These growth centres all have density targets to work toward, but the ace in the hole for developers is that the targets are “minimums” to meet within a time frame and the Province “encourages” municipalities to go beyond the “minimum.” So there actually is no limit on how high a high rise can go and how many high rise buildings can be stuffed into one of these growth centres (particularly downtowns not built for expansion) before the centre becomes congested with people, with vehicles and virtually drained of the community viability and livability aspects the Province claims to want to preserve and enhance. There is no implied or mandated constraint on growth, and municipalities have no weapon against arbitrary LPAT decisions that treat each application singly without context of the whole and are set up in favour of growth at a cost that will haunt us for decades.
You may think I am over-stating the need to rid ourselves of the LPAT, but in Burlington we are already seeing its effect on our downtown, with decisions on high rises in our downtown overruling our Council despite their decisions being within targets. Please act together and support our Mayor’s motion that will aid all four Halton municipalities in managing the coming growth in a manner that truly exemplifies “good planning.”
WeLoveBurlington written delegation:

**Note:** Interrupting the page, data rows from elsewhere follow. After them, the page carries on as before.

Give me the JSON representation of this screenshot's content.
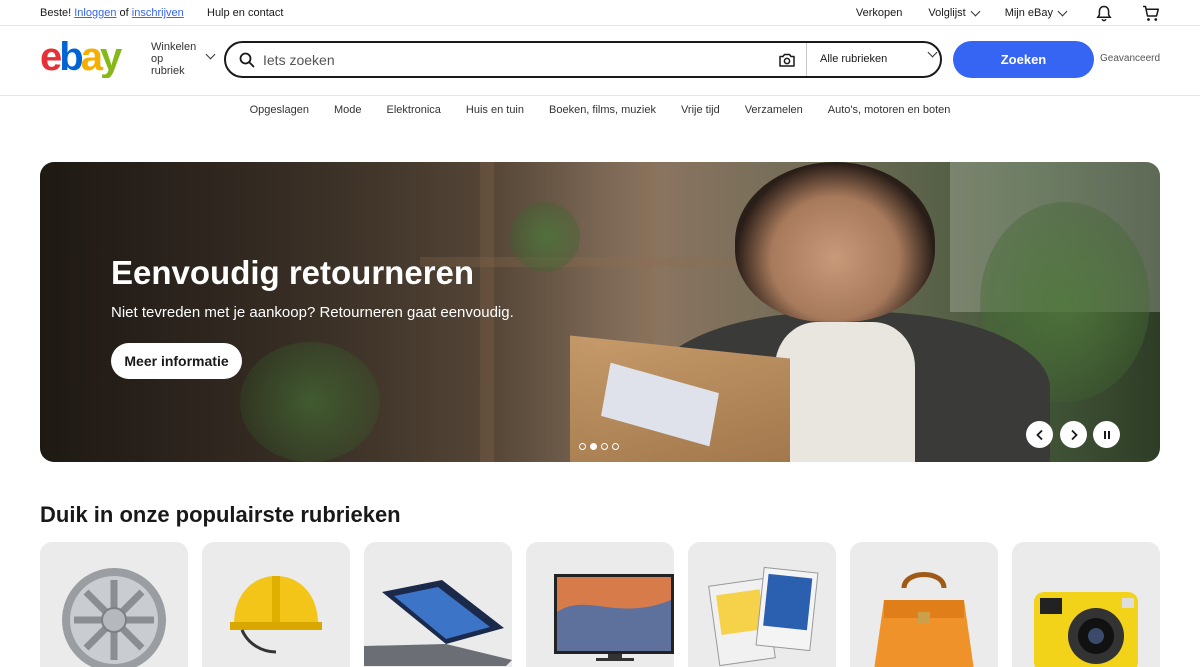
{
  "topbar": {
    "greeting": "Beste!",
    "login_link": "Inloggen",
    "or_text": "of",
    "register_link": "inschrijven",
    "help": "Hulp en contact",
    "sell": "Verkopen",
    "watchlist": "Volglijst",
    "my_ebay": "Mijn eBay",
    "icons": [
      "bell-icon",
      "cart-icon"
    ]
  },
  "header": {
    "logo_alt": "ebay",
    "shop_by_category": "Winkelen op rubriek",
    "search_placeholder": "Iets zoeken",
    "category_select": "Alle rubrieken",
    "search_button": "Zoeken",
    "advanced": "Geavanceerd",
    "colors": {
      "accent": "#3665f3",
      "logo_e": "#e53238",
      "logo_b": "#0064d2",
      "logo_a": "#f5af02",
      "logo_y": "#86b817"
    }
  },
  "category_nav": [
    "Opgeslagen",
    "Mode",
    "Elektronica",
    "Huis en tuin",
    "Boeken, films, muziek",
    "Vrije tijd",
    "Verzamelen",
    "Auto's, motoren en boten"
  ],
  "hero": {
    "title": "Eenvoudig retourneren",
    "subtitle": "Niet tevreden met je aankoop? Retourneren gaat eenvoudig.",
    "button": "Meer informatie",
    "slide_count": 4,
    "active_slide": 2,
    "controls": [
      "chevron-left-icon",
      "chevron-right-icon",
      "pause-icon"
    ]
  },
  "popular": {
    "title": "Duik in onze populairste rubrieken",
    "tiles": [
      "alloy-wheel",
      "safety-helmet",
      "laptop",
      "television",
      "trading-cards",
      "handbag",
      "camera"
    ]
  }
}
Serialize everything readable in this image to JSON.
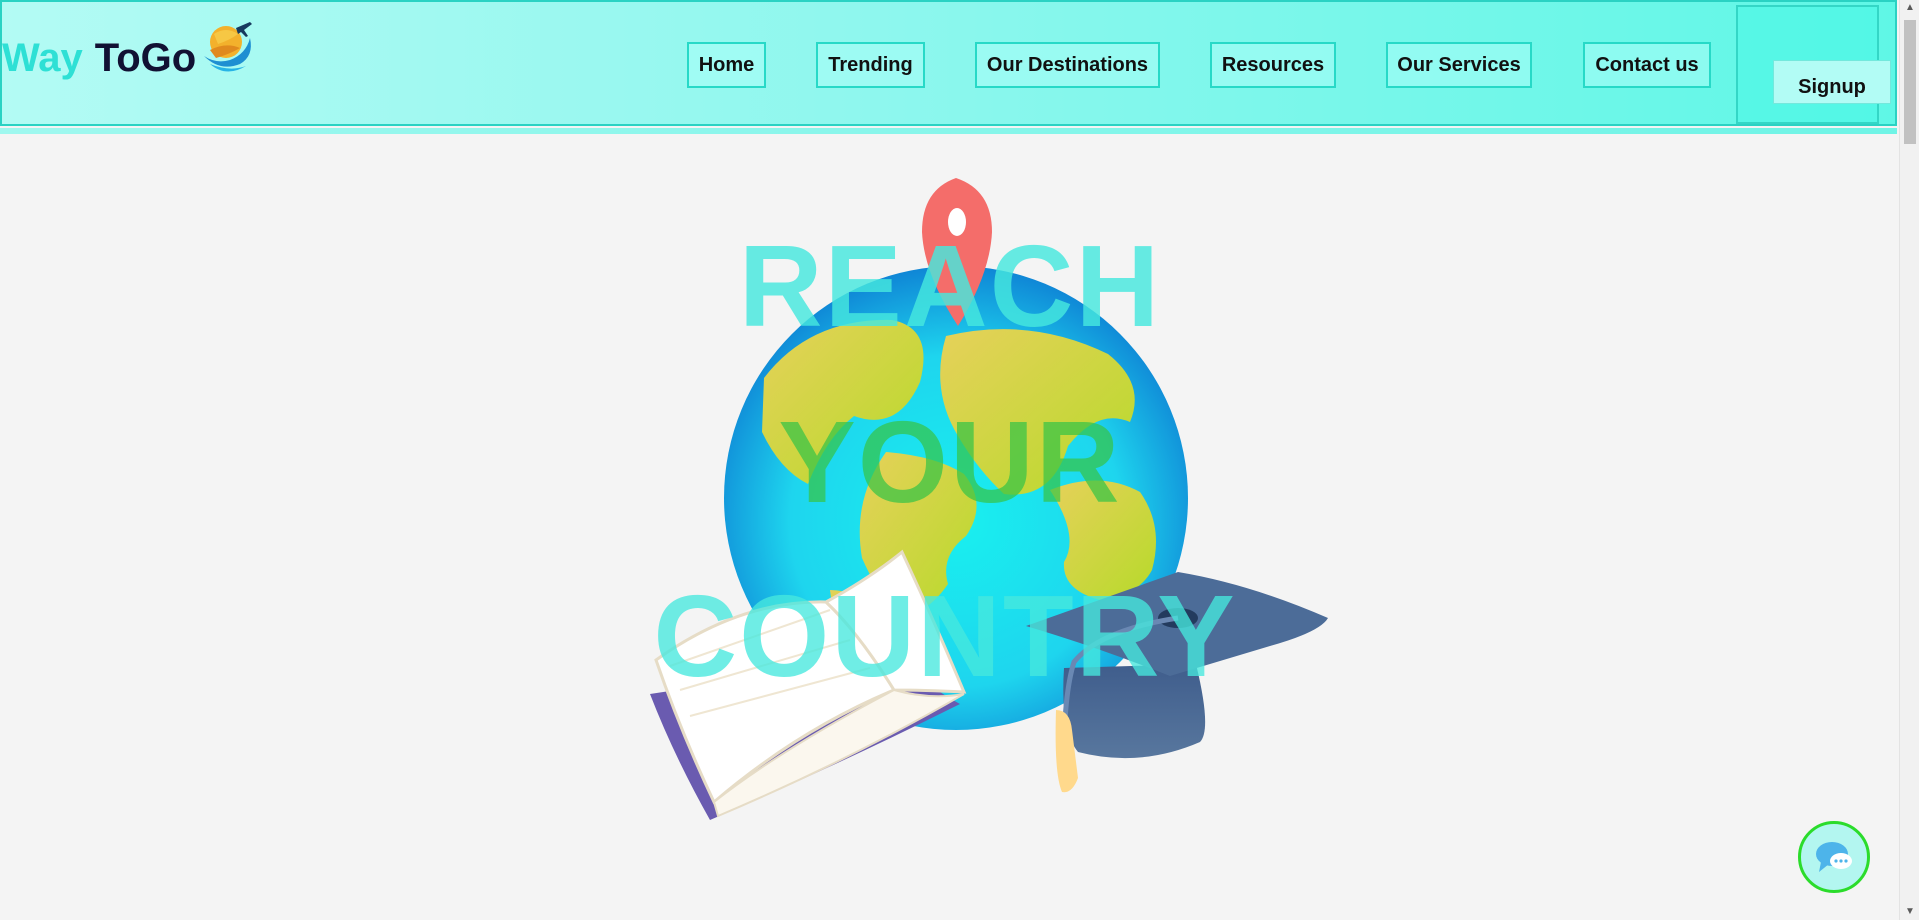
{
  "brand": {
    "word1": "Way",
    "word2": "ToGo",
    "icon": "plane-globe-logo-icon"
  },
  "nav": {
    "items": [
      {
        "label": "Home"
      },
      {
        "label": "Trending"
      },
      {
        "label": "Our Destinations"
      },
      {
        "label": "Resources"
      },
      {
        "label": "Our Services"
      },
      {
        "label": "Contact us"
      }
    ],
    "signup_label": "Signup"
  },
  "hero": {
    "line1": "REACH",
    "line2": "YOUR",
    "line3": "COUNTRY",
    "illustration": "globe-book-graduation-cap",
    "icons": [
      "location-pin-icon",
      "globe-icon",
      "book-icon",
      "graduation-cap-icon"
    ]
  },
  "chat": {
    "icon": "chat-bubble-icon"
  },
  "colors": {
    "accent": "#2ee0d5",
    "header_bg": "#8ff7ee",
    "brand_dark": "#111133",
    "hero_text_cyan": "#46e8de",
    "hero_text_green": "#36c446",
    "chat_border": "#2bdc2b"
  }
}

WeLoveBurlington is a small, non-partisan, grass roots organization that advocates on a broad range of issues that affect the City of Burlington and its citizens. From its onset, we have opposed both the spurious rationale and the imposed process of Bill 108; particularly the unilaterally imposed amendments that it makes to duly enacted, existing legislation. As such, we endorse the motion of Mayors Meed Ward and Bonnette to abolish the Local Planning Advisory Tribunal or LPAT, both a creature of the past and a monster of the present.
“Any quasi-judicial construct, such as the LPAT, that has decision authority over a duly elected body, such as a municipal council, is a flawed creature, the product of a patronistic, dated and closed world view.” — WeLoveBurlington
Our delegation is very brief and speaks to a single fundamental concept – that actions that affect people’s lives and community should have the active involvement and informed consent, or at least awareness, of those people. In other words, citizens have a fundamental right to know about and participate in actions that touch them. One of our tag lines, recently coined, is “Burlington’s Future Determined First and Last by Burlington.” Although this may seem simplistic or parochial we firmly stand by the precept that Burlington’s citizens should always be principal in decisions that involve their interests; that Burlington’s Council – duly elected and representing all the citizens – has a far stronger natural right, an obligation, to influence the City’s future than does an unelected, external tribunal appointed by a government more removed and distant. The government that governs best is not only that which governs least but that which is closest to those to whom it must answer; that is accountable to its neighbours and shares not only their concerns but their physical community.
We fundamentally agree with current wisdom that suggests that the OMB and more recently LPAT is a creature of the past, and no longer serves the interests of the citizens of the province. Any quasi-judicial construct, such as the LPAT, that has decision authority over a duly elected body such as a municipal council is a flawed creature, the product of a patronistic, dated and closed world view. We strongly advocate that Ontario take its place with the rest of Canada and enable municipalities to have a determinate role in their future. Abolish the LPAT.